_Assigned task_:
Word for word, return each entry that follows, with every image removed.

_Records shown_:
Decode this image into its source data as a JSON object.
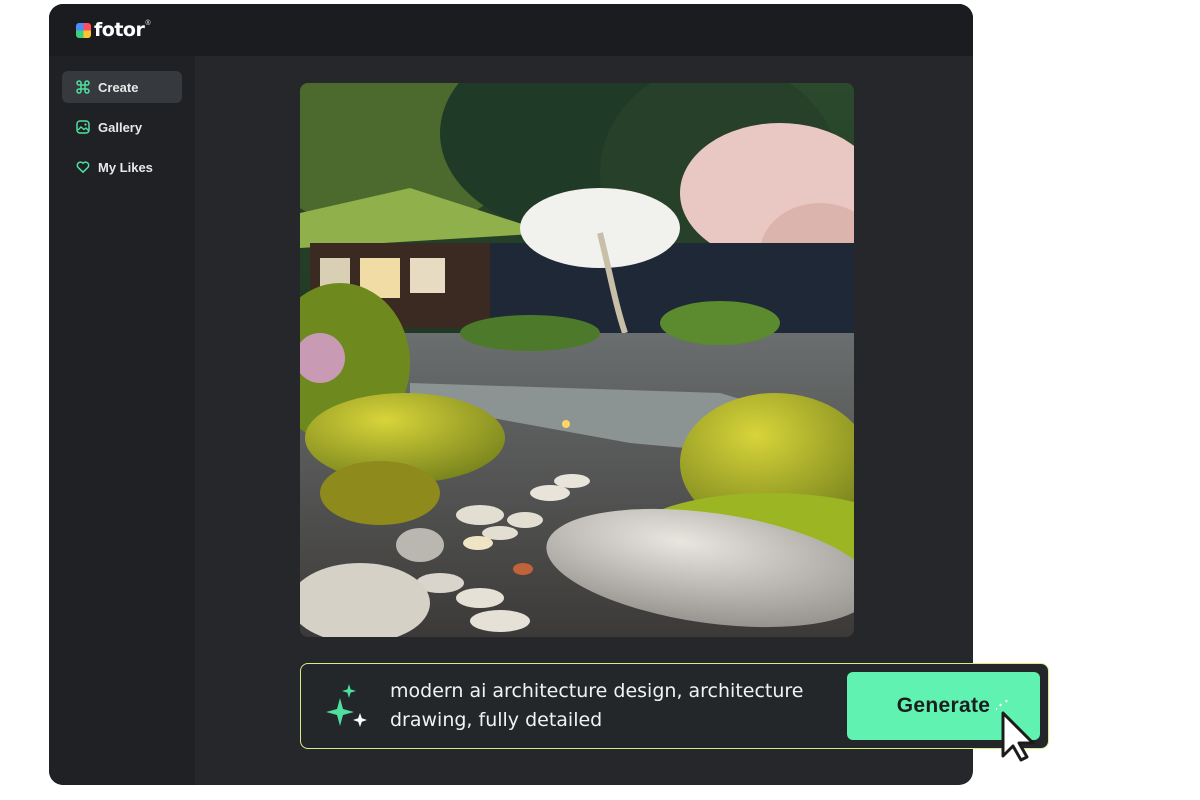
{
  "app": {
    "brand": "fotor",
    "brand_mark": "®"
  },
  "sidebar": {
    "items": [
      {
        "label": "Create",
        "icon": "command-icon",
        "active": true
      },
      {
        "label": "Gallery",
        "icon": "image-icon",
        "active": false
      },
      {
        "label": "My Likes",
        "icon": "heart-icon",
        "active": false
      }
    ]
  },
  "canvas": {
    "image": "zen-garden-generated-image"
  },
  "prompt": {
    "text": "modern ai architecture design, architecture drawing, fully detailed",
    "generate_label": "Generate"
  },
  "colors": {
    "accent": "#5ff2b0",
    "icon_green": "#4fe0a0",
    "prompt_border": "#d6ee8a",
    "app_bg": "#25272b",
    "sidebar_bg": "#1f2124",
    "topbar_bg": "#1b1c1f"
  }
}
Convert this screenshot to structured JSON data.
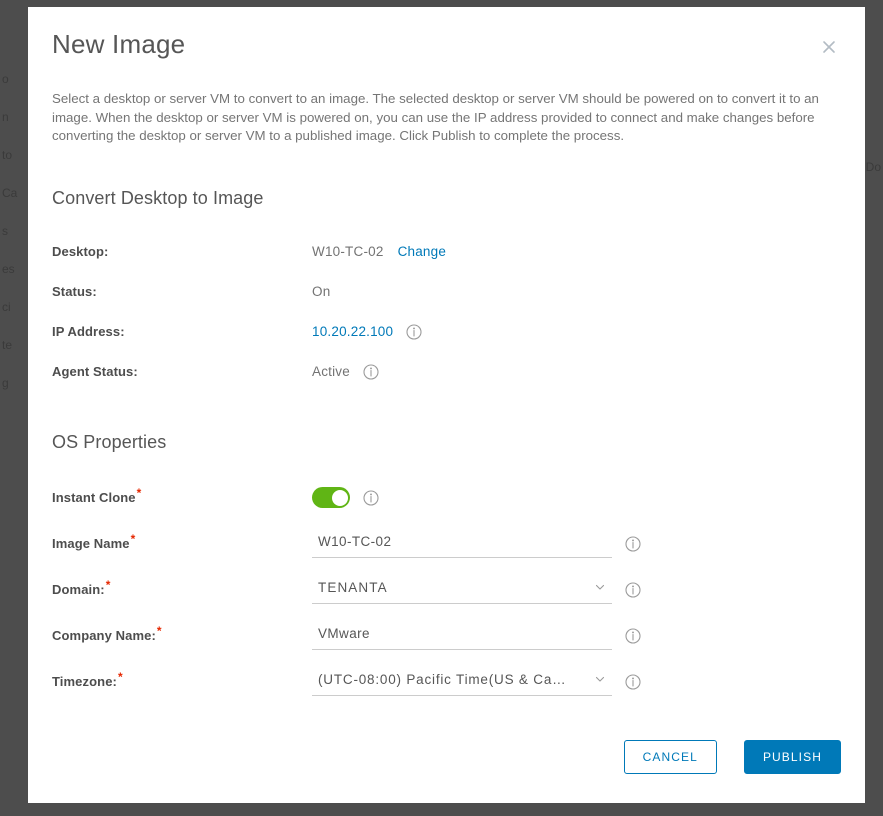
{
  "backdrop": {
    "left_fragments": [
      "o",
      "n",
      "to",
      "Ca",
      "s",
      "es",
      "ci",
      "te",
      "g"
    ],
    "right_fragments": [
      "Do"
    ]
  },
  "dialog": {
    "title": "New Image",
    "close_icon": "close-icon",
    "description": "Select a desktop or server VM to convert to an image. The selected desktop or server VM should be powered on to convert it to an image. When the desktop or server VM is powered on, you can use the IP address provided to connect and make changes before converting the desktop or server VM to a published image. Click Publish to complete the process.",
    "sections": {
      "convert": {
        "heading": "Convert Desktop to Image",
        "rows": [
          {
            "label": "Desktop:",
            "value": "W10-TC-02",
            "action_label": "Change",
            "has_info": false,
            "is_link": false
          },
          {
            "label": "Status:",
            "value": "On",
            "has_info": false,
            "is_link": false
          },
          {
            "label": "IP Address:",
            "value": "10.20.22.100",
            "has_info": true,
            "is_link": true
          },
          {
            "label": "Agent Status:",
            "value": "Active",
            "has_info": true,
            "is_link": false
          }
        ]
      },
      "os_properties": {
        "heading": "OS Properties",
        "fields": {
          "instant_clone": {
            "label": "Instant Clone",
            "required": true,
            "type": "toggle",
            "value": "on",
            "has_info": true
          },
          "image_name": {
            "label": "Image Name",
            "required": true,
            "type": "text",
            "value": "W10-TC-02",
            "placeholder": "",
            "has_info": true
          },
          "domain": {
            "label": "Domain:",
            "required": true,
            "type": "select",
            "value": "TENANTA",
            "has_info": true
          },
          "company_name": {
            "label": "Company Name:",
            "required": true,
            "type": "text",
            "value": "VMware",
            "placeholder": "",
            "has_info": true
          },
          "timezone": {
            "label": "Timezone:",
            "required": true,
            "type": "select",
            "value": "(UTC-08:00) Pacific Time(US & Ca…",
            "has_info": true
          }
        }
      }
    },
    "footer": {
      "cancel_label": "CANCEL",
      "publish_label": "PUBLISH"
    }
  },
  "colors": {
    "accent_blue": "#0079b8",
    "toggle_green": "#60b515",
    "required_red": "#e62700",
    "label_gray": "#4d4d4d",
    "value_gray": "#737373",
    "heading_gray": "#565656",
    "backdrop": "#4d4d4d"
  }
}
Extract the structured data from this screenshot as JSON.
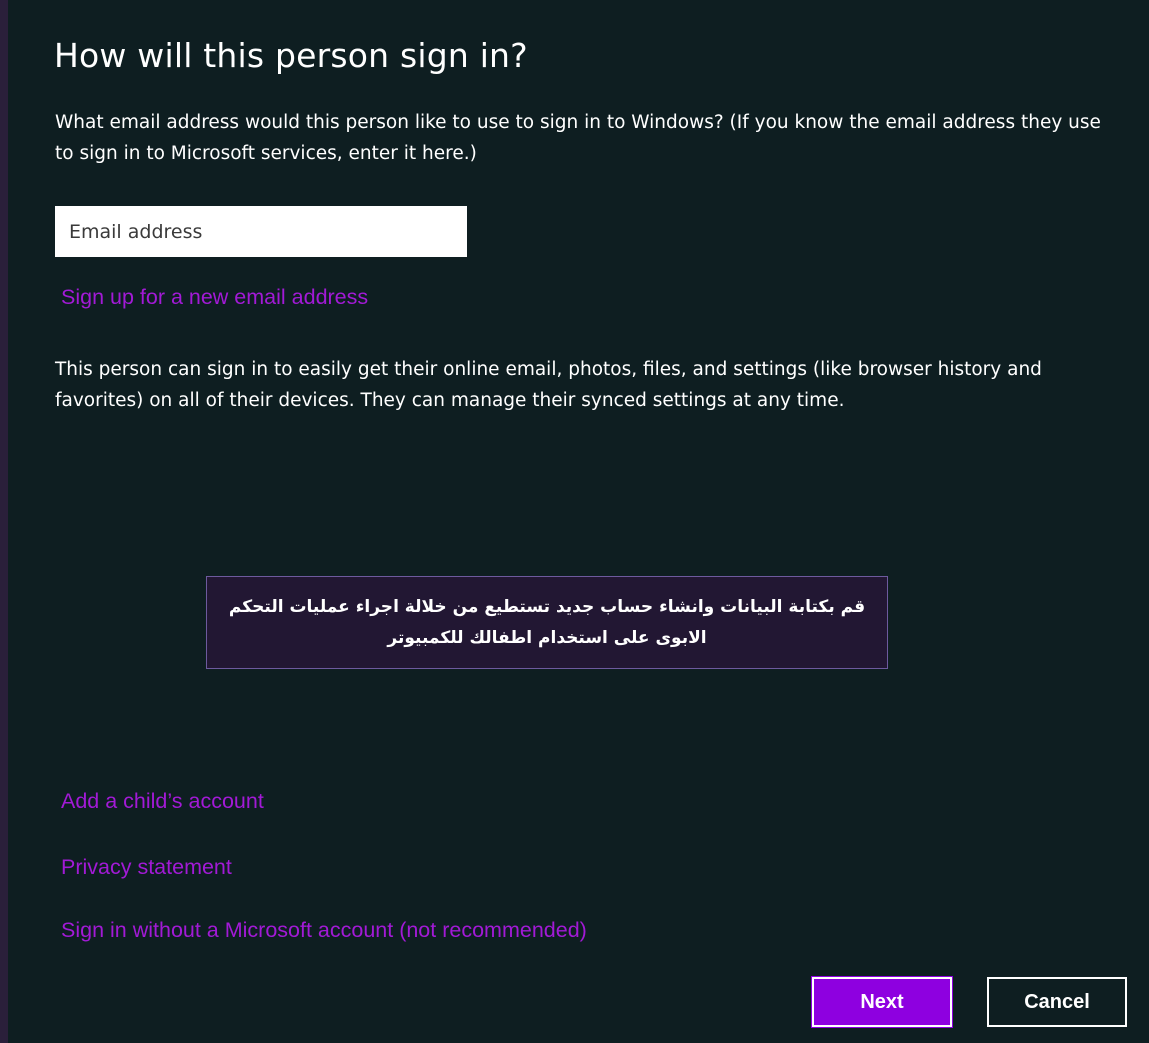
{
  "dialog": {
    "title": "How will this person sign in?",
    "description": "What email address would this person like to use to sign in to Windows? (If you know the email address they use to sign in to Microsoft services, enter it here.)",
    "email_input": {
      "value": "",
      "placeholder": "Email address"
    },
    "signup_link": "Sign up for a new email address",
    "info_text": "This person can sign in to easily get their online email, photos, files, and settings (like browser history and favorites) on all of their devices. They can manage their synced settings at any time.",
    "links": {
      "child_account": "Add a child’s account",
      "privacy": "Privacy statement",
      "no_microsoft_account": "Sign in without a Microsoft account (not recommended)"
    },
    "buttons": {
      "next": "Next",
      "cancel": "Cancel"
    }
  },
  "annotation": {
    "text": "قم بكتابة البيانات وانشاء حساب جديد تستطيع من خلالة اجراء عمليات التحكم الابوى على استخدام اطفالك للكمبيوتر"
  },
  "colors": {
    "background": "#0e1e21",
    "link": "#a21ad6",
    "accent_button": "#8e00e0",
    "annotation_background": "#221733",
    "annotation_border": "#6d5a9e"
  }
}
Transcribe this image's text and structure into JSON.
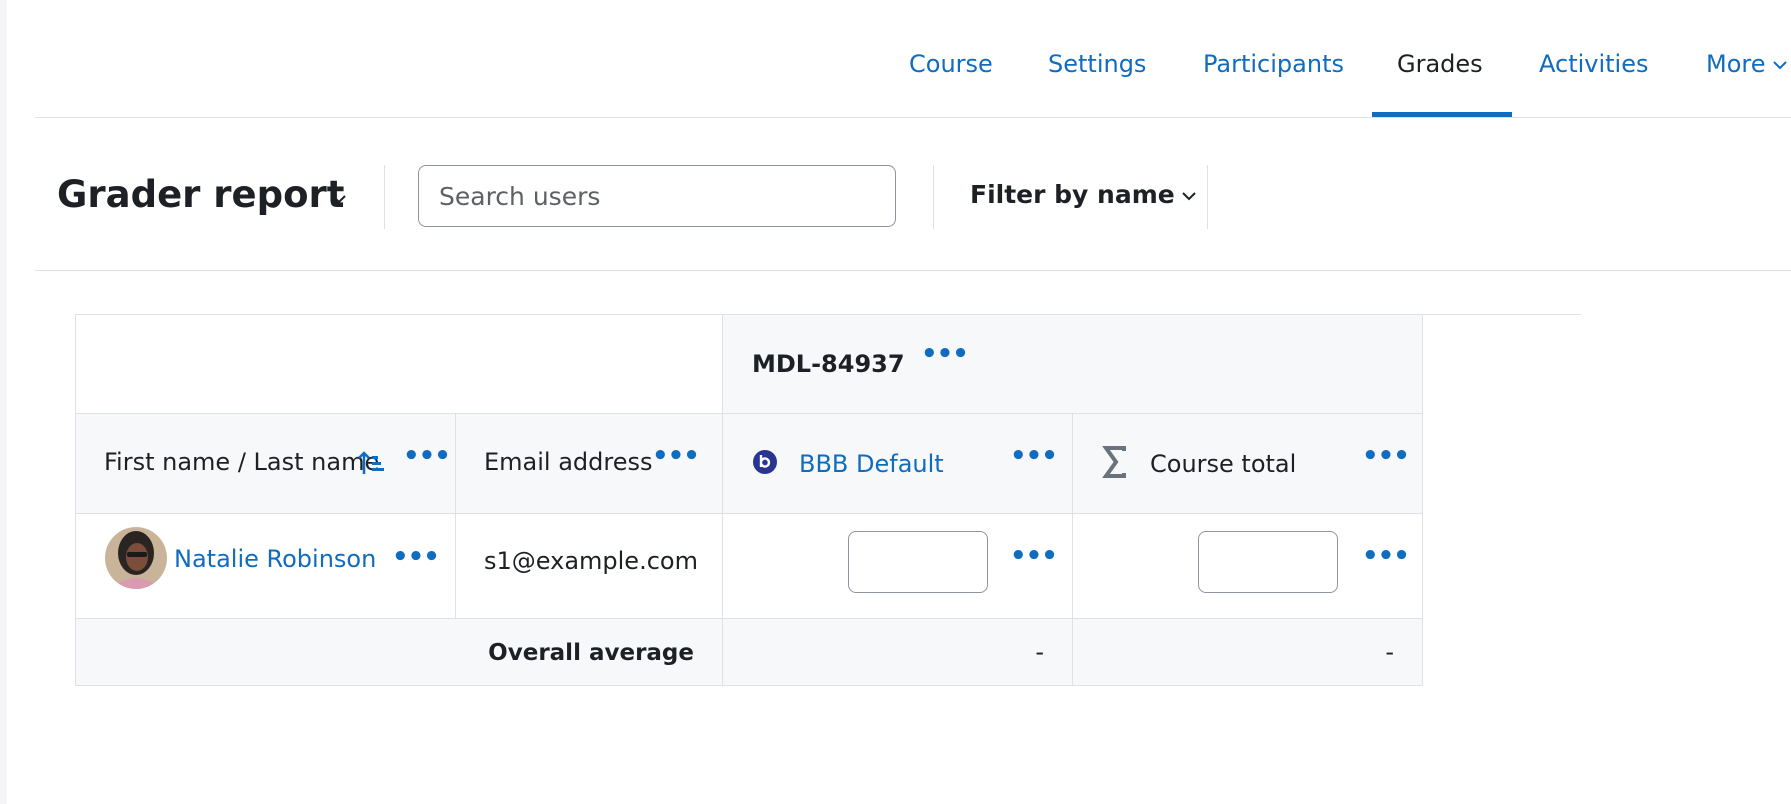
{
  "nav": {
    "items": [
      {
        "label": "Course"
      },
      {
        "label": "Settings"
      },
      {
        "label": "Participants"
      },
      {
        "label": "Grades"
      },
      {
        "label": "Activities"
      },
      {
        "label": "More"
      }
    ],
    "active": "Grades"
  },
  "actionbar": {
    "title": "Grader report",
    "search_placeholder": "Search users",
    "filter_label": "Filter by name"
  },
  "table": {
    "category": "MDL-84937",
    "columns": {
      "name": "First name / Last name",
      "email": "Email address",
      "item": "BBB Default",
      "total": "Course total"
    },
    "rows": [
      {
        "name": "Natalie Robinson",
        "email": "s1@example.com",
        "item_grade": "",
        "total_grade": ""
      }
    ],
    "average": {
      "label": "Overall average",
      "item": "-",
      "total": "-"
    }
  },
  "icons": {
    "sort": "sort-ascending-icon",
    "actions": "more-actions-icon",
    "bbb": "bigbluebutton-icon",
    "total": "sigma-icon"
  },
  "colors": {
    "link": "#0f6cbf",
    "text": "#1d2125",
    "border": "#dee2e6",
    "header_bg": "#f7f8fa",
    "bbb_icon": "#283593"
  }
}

_Result below_:
Decode this image into its source data as a JSON object.
{
  "app": {
    "brand": "fotor",
    "brand_mark": "®"
  },
  "sidebar": {
    "items": [
      {
        "label": "Create",
        "icon": "command-icon",
        "active": true
      },
      {
        "label": "Gallery",
        "icon": "image-icon",
        "active": false
      },
      {
        "label": "My Likes",
        "icon": "heart-icon",
        "active": false
      }
    ]
  },
  "canvas": {
    "image": "zen-garden-generated-image"
  },
  "prompt": {
    "text": "modern ai architecture design, architecture drawing, fully detailed",
    "generate_label": "Generate"
  },
  "colors": {
    "accent": "#5ff2b0",
    "icon_green": "#4fe0a0",
    "prompt_border": "#d6ee8a",
    "app_bg": "#25272b",
    "sidebar_bg": "#1f2124",
    "topbar_bg": "#1b1c1f"
  }
}
Convert this screenshot to structured JSON data.
{
  "backdrop": {
    "left_fragments": [
      "o",
      "n",
      "to",
      "Ca",
      "s",
      "es",
      "ci",
      "te",
      "g"
    ],
    "right_fragments": [
      "Do"
    ]
  },
  "dialog": {
    "title": "New Image",
    "close_icon": "close-icon",
    "description": "Select a desktop or server VM to convert to an image. The selected desktop or server VM should be powered on to convert it to an image. When the desktop or server VM is powered on, you can use the IP address provided to connect and make changes before converting the desktop or server VM to a published image. Click Publish to complete the process.",
    "sections": {
      "convert": {
        "heading": "Convert Desktop to Image",
        "rows": [
          {
            "label": "Desktop:",
            "value": "W10-TC-02",
            "action_label": "Change",
            "has_info": false,
            "is_link": false
          },
          {
            "label": "Status:",
            "value": "On",
            "has_info": false,
            "is_link": false
          },
          {
            "label": "IP Address:",
            "value": "10.20.22.100",
            "has_info": true,
            "is_link": true
          },
          {
            "label": "Agent Status:",
            "value": "Active",
            "has_info": true,
            "is_link": false
          }
        ]
      },
      "os_properties": {
        "heading": "OS Properties",
        "fields": {
          "instant_clone": {
            "label": "Instant Clone",
            "required": true,
            "type": "toggle",
            "value": "on",
            "has_info": true
          },
          "image_name": {
            "label": "Image Name",
            "required": true,
            "type": "text",
            "value": "W10-TC-02",
            "placeholder": "",
            "has_info": true
          },
          "domain": {
            "label": "Domain:",
            "required": true,
            "type": "select",
            "value": "TENANTA",
            "has_info": true
          },
          "company_name": {
            "label": "Company Name:",
            "required": true,
            "type": "text",
            "value": "VMware",
            "placeholder": "",
            "has_info": true
          },
          "timezone": {
            "label": "Timezone:",
            "required": true,
            "type": "select",
            "value": "(UTC-08:00) Pacific Time(US & Ca…",
            "has_info": true
          }
        }
      }
    },
    "footer": {
      "cancel_label": "CANCEL",
      "publish_label": "PUBLISH"
    }
  },
  "colors": {
    "accent_blue": "#0079b8",
    "toggle_green": "#60b515",
    "required_red": "#e62700",
    "label_gray": "#4d4d4d",
    "value_gray": "#737373",
    "heading_gray": "#565656",
    "backdrop": "#4d4d4d"
  }
}
Extract the structured data from this screenshot as JSON.
{
  "dialog": {
    "title": "How will this person sign in?",
    "description": "What email address would this person like to use to sign in to Windows? (If you know the email address they use to sign in to Microsoft services, enter it here.)",
    "email_input": {
      "value": "",
      "placeholder": "Email address"
    },
    "signup_link": "Sign up for a new email address",
    "info_text": "This person can sign in to easily get their online email, photos, files, and settings (like browser history and favorites) on all of their devices. They can manage their synced settings at any time.",
    "links": {
      "child_account": "Add a child’s account",
      "privacy": "Privacy statement",
      "no_microsoft_account": "Sign in without a Microsoft account (not recommended)"
    },
    "buttons": {
      "next": "Next",
      "cancel": "Cancel"
    }
  },
  "annotation": {
    "text": "قم بكتابة البيانات وانشاء حساب جديد تستطيع من خلالة اجراء عمليات التحكم الابوى على استخدام اطفالك للكمبيوتر"
  },
  "colors": {
    "background": "#0e1e21",
    "link": "#a21ad6",
    "accent_button": "#8e00e0",
    "annotation_background": "#221733",
    "annotation_border": "#6d5a9e"
  }
}
Transcribe this image's text and structure into JSON.
{
  "nav": {
    "items": [
      {
        "label": "Course"
      },
      {
        "label": "Settings"
      },
      {
        "label": "Participants"
      },
      {
        "label": "Grades"
      },
      {
        "label": "Activities"
      },
      {
        "label": "More"
      }
    ],
    "active": "Grades"
  },
  "actionbar": {
    "title": "Grader report",
    "search_placeholder": "Search users",
    "filter_label": "Filter by name"
  },
  "table": {
    "category": "MDL-84937",
    "columns": {
      "name": "First name / Last name",
      "email": "Email address",
      "item": "BBB Default",
      "total": "Course total"
    },
    "rows": [
      {
        "name": "Natalie Robinson",
        "email": "s1@example.com",
        "item_grade": "",
        "total_grade": ""
      }
    ],
    "average": {
      "label": "Overall average",
      "item": "-",
      "total": "-"
    }
  },
  "icons": {
    "sort": "sort-ascending-icon",
    "actions": "more-actions-icon",
    "bbb": "bigbluebutton-icon",
    "total": "sigma-icon"
  },
  "colors": {
    "link": "#0f6cbf",
    "text": "#1d2125",
    "border": "#dee2e6",
    "header_bg": "#f7f8fa",
    "bbb_icon": "#283593"
  }
}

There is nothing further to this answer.